Is Talking Politics at Work the New Norm?
according to the gatekeepers℠…
Find out what you need to know for your career…
Can a difference in political opinions matter enough to derail an important business deal? A client of mine says yes. He relayed to me a conversation with his partner that happened the day after the US presidential election:
He said, “Good day to wear black. I’m in mourning for our democracy too.”
She said, “He’s just like Ronald Reagan. We all need to give him a chance.”
He said, “I was in college during Ronald Reagan’s presidency, and Donald Trump is no Ronald Reagan.”
She said, “At least Trump isn’t a convict – like Hillary.”
Apologies all around. Meeting over.
It’s Inauguration Day now, my client’s contract has yet to be signed, and neither side is picking up the phone.
Today, U.S. and post-Brexit UK citizens seem more divided than ever, and it’s unlikely that the U.S. will heal its divisions any time soon. Does this new environment, where “fake news” rules and everyone is watching the latest Presidential intrigue like it’s an episode of House of Cards, mean that the rules have changed? Leaders everywhere are expressing opinions and taking sides. Could it actually hurt you to stay on the sidelines when asked your opinion?
What’s the best way to protect your career?

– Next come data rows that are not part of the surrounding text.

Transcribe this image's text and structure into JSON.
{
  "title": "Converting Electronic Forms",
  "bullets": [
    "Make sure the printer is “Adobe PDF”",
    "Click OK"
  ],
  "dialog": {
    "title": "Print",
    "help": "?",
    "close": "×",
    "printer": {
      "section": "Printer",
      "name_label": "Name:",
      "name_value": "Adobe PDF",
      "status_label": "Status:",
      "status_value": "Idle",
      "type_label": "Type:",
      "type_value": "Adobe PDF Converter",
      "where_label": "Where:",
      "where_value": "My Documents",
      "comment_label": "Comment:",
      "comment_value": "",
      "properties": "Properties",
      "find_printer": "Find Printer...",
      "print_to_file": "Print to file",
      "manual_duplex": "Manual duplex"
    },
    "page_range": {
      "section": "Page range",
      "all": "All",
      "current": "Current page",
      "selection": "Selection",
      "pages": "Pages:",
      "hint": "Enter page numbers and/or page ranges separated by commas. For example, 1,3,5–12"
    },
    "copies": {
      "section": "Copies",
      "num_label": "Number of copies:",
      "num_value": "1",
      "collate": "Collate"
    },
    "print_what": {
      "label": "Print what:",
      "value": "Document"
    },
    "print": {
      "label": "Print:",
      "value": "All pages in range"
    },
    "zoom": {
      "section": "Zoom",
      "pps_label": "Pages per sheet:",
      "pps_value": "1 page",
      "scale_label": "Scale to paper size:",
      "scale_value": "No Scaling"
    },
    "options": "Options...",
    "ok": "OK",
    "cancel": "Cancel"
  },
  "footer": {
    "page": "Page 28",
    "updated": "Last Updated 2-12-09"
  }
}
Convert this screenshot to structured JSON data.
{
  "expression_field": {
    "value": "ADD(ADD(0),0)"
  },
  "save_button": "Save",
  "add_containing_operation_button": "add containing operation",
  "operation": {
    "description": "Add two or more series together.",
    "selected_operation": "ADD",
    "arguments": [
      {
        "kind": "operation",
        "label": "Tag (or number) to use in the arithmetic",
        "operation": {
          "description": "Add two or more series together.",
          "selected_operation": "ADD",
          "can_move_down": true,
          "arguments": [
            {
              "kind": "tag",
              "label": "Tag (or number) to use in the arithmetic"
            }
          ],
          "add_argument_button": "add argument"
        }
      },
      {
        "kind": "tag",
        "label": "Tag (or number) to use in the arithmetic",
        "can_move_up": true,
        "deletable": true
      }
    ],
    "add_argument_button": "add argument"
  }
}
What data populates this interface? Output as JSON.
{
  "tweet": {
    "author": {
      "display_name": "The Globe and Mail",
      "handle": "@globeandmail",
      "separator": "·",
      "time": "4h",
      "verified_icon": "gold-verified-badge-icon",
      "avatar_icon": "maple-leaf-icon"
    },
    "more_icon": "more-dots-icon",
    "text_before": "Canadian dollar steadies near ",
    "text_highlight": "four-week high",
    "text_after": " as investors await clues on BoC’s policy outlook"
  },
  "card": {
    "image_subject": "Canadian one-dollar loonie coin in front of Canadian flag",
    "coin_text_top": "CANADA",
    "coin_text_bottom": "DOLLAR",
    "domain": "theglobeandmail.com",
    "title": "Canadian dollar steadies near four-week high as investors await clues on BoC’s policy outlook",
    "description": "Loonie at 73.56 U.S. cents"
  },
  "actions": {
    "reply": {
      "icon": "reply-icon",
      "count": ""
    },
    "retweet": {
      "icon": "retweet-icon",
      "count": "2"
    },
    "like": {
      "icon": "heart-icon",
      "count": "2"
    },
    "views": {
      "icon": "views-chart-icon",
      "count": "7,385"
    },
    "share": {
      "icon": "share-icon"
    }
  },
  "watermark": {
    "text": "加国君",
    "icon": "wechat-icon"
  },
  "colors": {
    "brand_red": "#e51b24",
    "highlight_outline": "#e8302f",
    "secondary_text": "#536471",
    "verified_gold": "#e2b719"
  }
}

We recently asked the gatekeepers℠, a community of 75 CEOs, board members, C-suite executives, executive search partners, private equity partners and heads of human resources, if the old adage, “never speak about politics at work” still applies.
Gatekeeper Donna Morea, member of the board of directors at SunTrust Bank and SAIC, feels that advice may, in fact, be old news. She believes diverse points of view are what America is all about, and that political discourse, even in the workplace, is healthy: “It would be silly to deny that I or any executive had a point of view.”
But like the American and UK electorate, no one viewpoint clearly prevailed. The gatekeepers are divided. Here is what we heard:
The Party of No
Thirty-five percent of the gatekeepers still believe the answer is cut and dry: they advise strict avoidance of political discussions at work. Gatekeeper Joseph Griesedieck, vice chairman and managing director at Korn/Ferry International, commented, “discussions around partisan politics, much like religion, often tend to lack objectivity and rationality – the opposite of what is required in business.”
Sean McCormack, chief technology officer of Harley Davidson, brought up the personal and professional tensions that can result from political discussions: “They do nothing to encourage unity in the workplace, and instead can cause disunity.”
Stephen Herbert, chairman and CEO of USA Technologies, takes a pragmatic approach, saying he doesn’t comment on politics in his official capacity because “one runs the risk of alienating up to 50 percent of the customer base.”
The “Proceed with Caution” Party
Thirty-five percent of our respondents said if they’re asked to weigh in on political issues, they do, but most are very careful to keep it general and high level. “Where a discussion can’t be avoided, I do reflective listening,” says Mark Sullivan, president and CEO of Cast Nylons. “I hear their point, restate it back to show understanding and participation in the conversation.”
David Finke, founder of the Digital Transformation Practice and leader of the Global Technology Sector at Russell Reynolds Associates, says, “It’s hard to avoid the topic and refusing to engage can be perceived as rude. However, I am careful not to paint myself into a corner, in case my counterpart looks at the world through a different set of lenses.”
Tom Geisel, executive vice president at Sterling Bancorp, says his inclination to talk politics at work depends on the environment and the participants. “If the conversation becomes emotional or takes an irrational turn, I will typically back off by acknowledging or minimizing the differences and then changing the subject.”
The Third Party: Only if it’s Relevant
Thirty percent of respondents thought political conversations should be framed within a business context only.
Alan Jope, president of personal care at Unilever, says that while the company doesn’t take sides or contribute to political campaign funds, “We do explain to employees and other stakeholders our assessment of the likely impact of different political outcomes on our business.”
Clearly, the gatekeepers aren’t 100 percent aligned on whether political discussions belong in the workplace. But they mostly agree that strong or emotional opinions should be kept to oneself.
It’s impossible to predict whether your business colleagues will agree with your political positions, so if you value your standing, avoidance or reflective listening is probably still the safest way to protect your career - even when it’s so very hard to bite your tongue.